Perfection has its drawbacks. If we can’t accept someone in a wheel chair, walking with a cane, talking with their hands, then how are we supposed to accept one another? How are we supposed to move forward as an open-minded society? The more we fix the more problems we will face. Soon we will back to fixing religion and skin color. It’s only a matter of time before the wheel spins full circle.

When people meet me and find out I have hearing loss they feel bad for me. Yet my ears have got me where I am today. My first post-college job was directly related to my hearing loss, and I worked with clients with a hearing loss. That lead me to move into elder services since so many have a hearing loss. I can relate to others with a hearing loss on a one-on-one basis. So don’t feel bad for me. I am proud of my ears, even the left one that just decided to kick into tintinitus at this moment (we’ll duke it out later).

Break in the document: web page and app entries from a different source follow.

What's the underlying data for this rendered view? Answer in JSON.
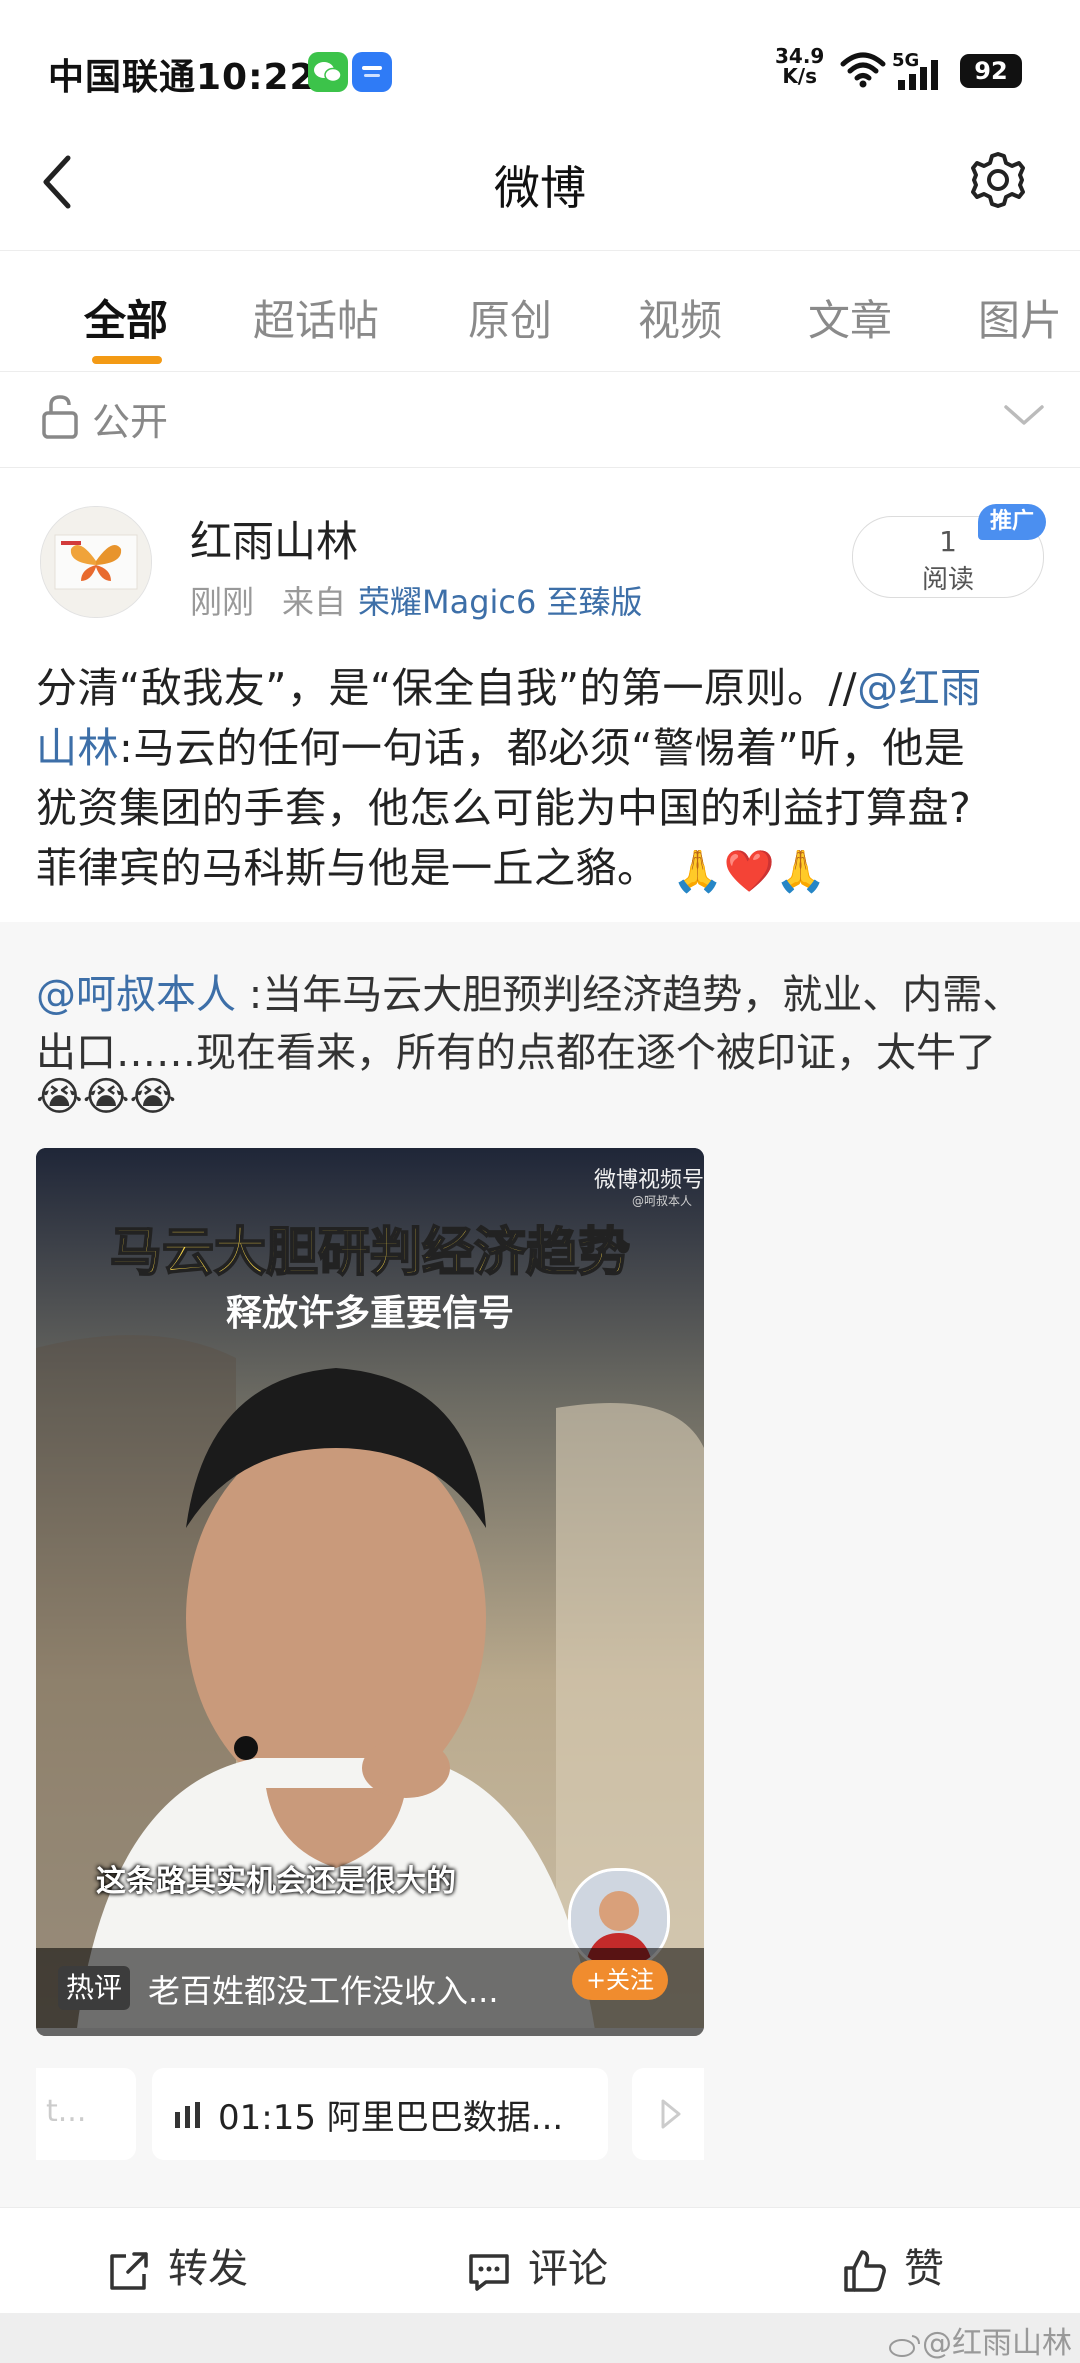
{
  "status_bar": {
    "carrier_time": "中国联通10:22",
    "net_speed_value": "34.9",
    "net_speed_unit": "K/s",
    "signal": "5G",
    "battery": "92"
  },
  "header": {
    "title": "微博"
  },
  "tabs": [
    {
      "label": "全部"
    },
    {
      "label": "超话帖"
    },
    {
      "label": "原创"
    },
    {
      "label": "视频"
    },
    {
      "label": "文章"
    },
    {
      "label": "图片"
    }
  ],
  "visibility": {
    "label": "公开"
  },
  "post": {
    "author": "红雨山林",
    "time": "刚刚",
    "source_prefix": "来自",
    "source": "荣耀Magic6 至臻版",
    "read_count": "1",
    "read_label": "阅读",
    "promo_tag": "推广",
    "lines": [
      {
        "text": "分清“敌我友”，是“保全自我”的第一原则。//",
        "link": "@红雨"
      },
      {
        "link": "山林",
        "text": ":马云的任何一句话，都必须“警惕着”听，他是"
      },
      {
        "text": "犹资集团的手套，他怎么可能为中国的利益打算盘?"
      },
      {
        "text": "菲律宾的马科斯与他是一丘之貉。"
      }
    ],
    "end_emojis": [
      "🙏",
      "❤️",
      "🙏"
    ]
  },
  "retweet": {
    "mention": "@呵叔本人",
    "line1": " :当年马云大胆预判经济趋势，就业、内需、",
    "line2": "出口……现在看来，所有的点都在逐个被印证，太牛了",
    "emojis": [
      "😭",
      "😭",
      "😭"
    ],
    "video": {
      "channel": "微博视频号",
      "channel_sub": "@呵叔本人",
      "title": "马云大胆研判经济趋势",
      "subtitle": "释放许多重要信号",
      "caption": "这条路其实机会还是很大的",
      "hot_tag": "热评",
      "hot_comment": "老百姓都没工作没收入...",
      "follow_label": "+关注"
    },
    "audio": {
      "prev_text": "t...",
      "duration": "01:15",
      "title": "阿里巴巴数据..."
    }
  },
  "actions": {
    "repost": "转发",
    "comment": "评论",
    "like": "赞"
  },
  "watermark": "@红雨山林"
}
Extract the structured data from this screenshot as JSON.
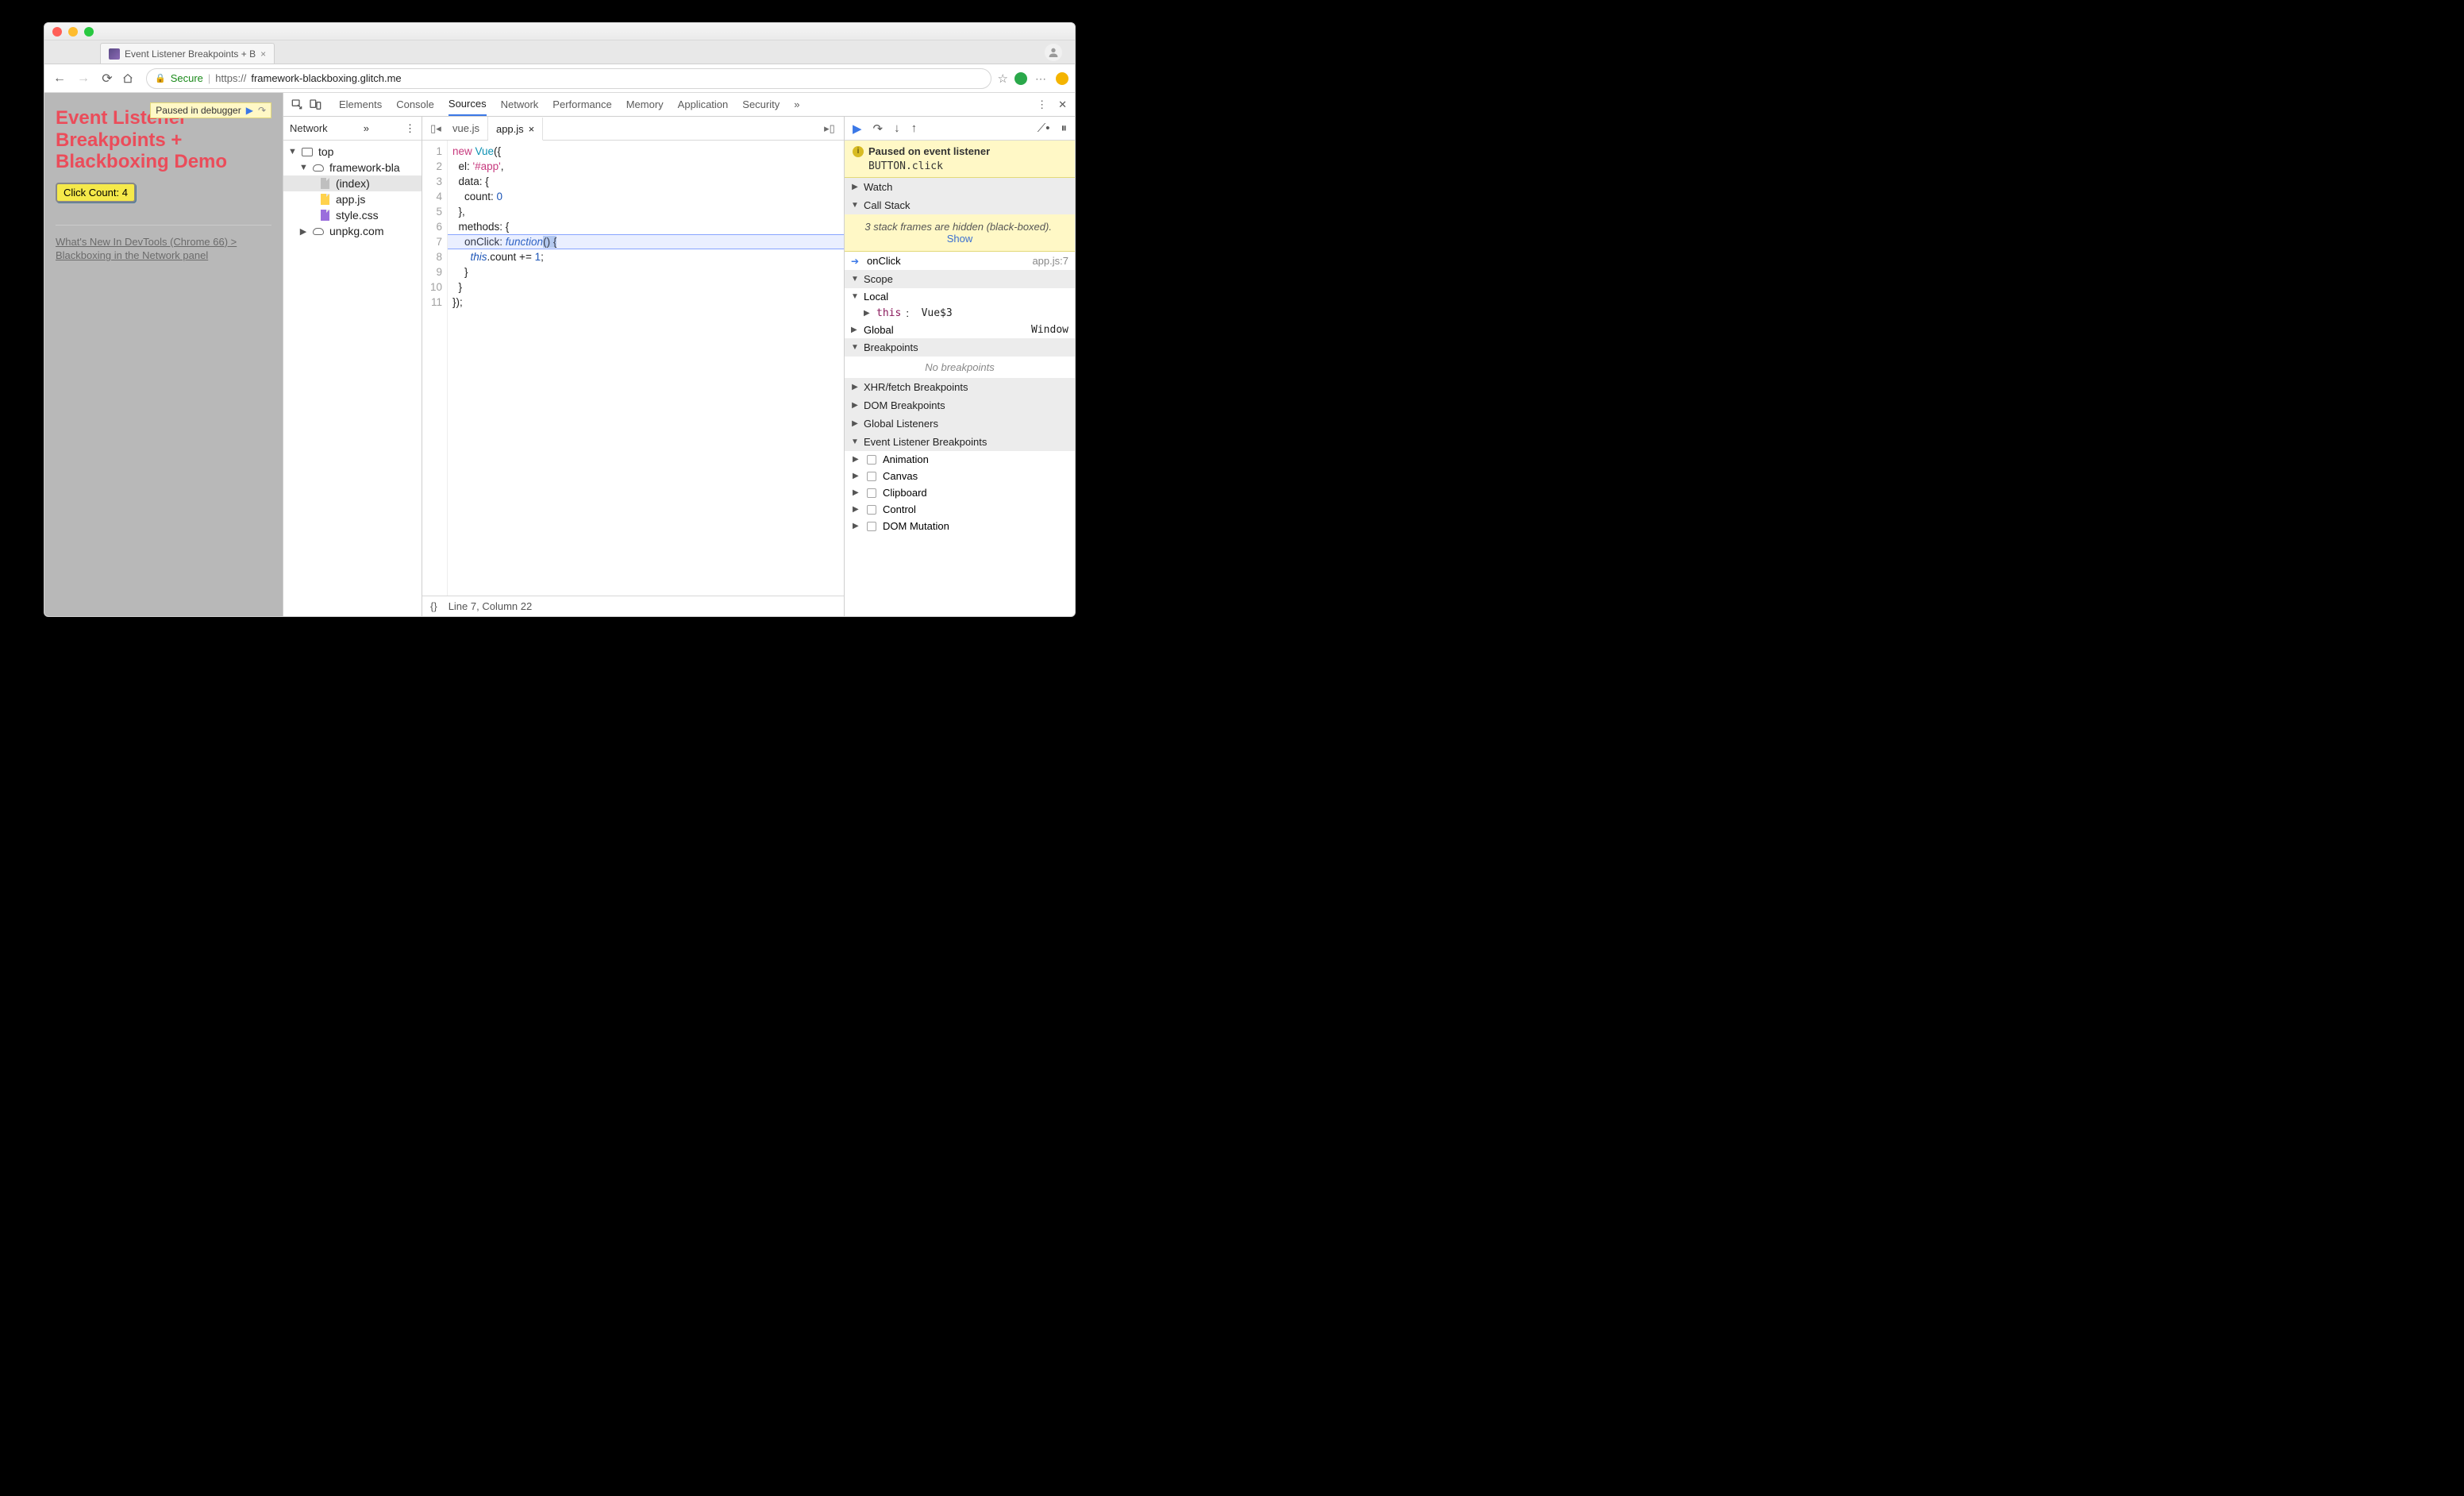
{
  "browser": {
    "tab_title": "Event Listener Breakpoints + B",
    "nav": {
      "back": "←",
      "forward": "→",
      "reload": "⟳",
      "home": "⌂"
    },
    "url_secure": "Secure",
    "url_scheme": "https://",
    "url_host": "framework-blackboxing.glitch.me",
    "star": "☆"
  },
  "page": {
    "paused_overlay": "Paused in debugger",
    "heading": "Event Listener Breakpoints + Blackboxing Demo",
    "click_label": "Click Count: 4",
    "link1": "What's New In DevTools (Chrome 66) > Blackboxing in the Network panel"
  },
  "devtools": {
    "tabs": [
      "Elements",
      "Console",
      "Sources",
      "Network",
      "Performance",
      "Memory",
      "Application",
      "Security"
    ],
    "more": "»",
    "close": "✕"
  },
  "sources_nav": {
    "tab": "Network",
    "more": "»",
    "tree_top": "top",
    "tree_host": "framework-bla",
    "tree_index": "(index)",
    "tree_app": "app.js",
    "tree_css": "style.css",
    "tree_cdn": "unpkg.com"
  },
  "editor": {
    "tabs": [
      {
        "name": "vue.js",
        "active": false,
        "closable": false
      },
      {
        "name": "app.js",
        "active": true,
        "closable": true
      }
    ],
    "status": {
      "braces": "{}",
      "pos": "Line 7, Column 22"
    },
    "line_count": 11,
    "code_lines": {
      "l1_a": "new",
      "l1_b": " Vue",
      "l1_c": "({",
      "l2_a": "  el: ",
      "l2_b": "'#app'",
      "l2_c": ",",
      "l3": "  data: {",
      "l4_a": "    count: ",
      "l4_b": "0",
      "l5": "  },",
      "l6": "  methods: {",
      "l7_a": "    onClick: ",
      "l7_b": "function",
      "l7_c": "()",
      "l7_d": " {",
      "l8_a": "      ",
      "l8_b": "this",
      "l8_c": ".count += ",
      "l8_d": "1",
      "l8_e": ";",
      "l9": "    }",
      "l10": "  }",
      "l11": "});"
    }
  },
  "debugger": {
    "pause_title": "Paused on event listener",
    "pause_detail": "BUTTON.click",
    "sections": {
      "watch": "Watch",
      "call_stack": "Call Stack",
      "scope": "Scope",
      "bp": "Breakpoints",
      "xhr": "XHR/fetch Breakpoints",
      "dom": "DOM Breakpoints",
      "gl": "Global Listeners",
      "elb": "Event Listener Breakpoints"
    },
    "blackbox_note_a": "3 stack frames are hidden (black-boxed).",
    "blackbox_show": "Show",
    "frame_name": "onClick",
    "frame_loc": "app.js:7",
    "scope_local": "Local",
    "scope_this": "this",
    "scope_this_val": "Vue$3",
    "scope_global": "Global",
    "scope_global_val": "Window",
    "bp_empty": "No breakpoints",
    "elb_items": [
      "Animation",
      "Canvas",
      "Clipboard",
      "Control",
      "DOM Mutation"
    ]
  }
}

This brings me back to the “fix me” epidemic. Doctors take one look at me and they want to find a cure for my ears. We are so concentrated on fixing things to our own vision of perfection that we don’t take the time to pause, step back, and see what that person wants. Maybe the lady in the corner with the big nose likes her nose? Maybe the gentleman in the wheelchair is proud of his accomplishments? Maybe the obese woman enjoys being cuddly? And maybe this author enjoys the fact that her ears are less than perfect? Maybe we all need to find out own realm of “less then perfect”. I can assure you that it is a lot better than mere perfection itself.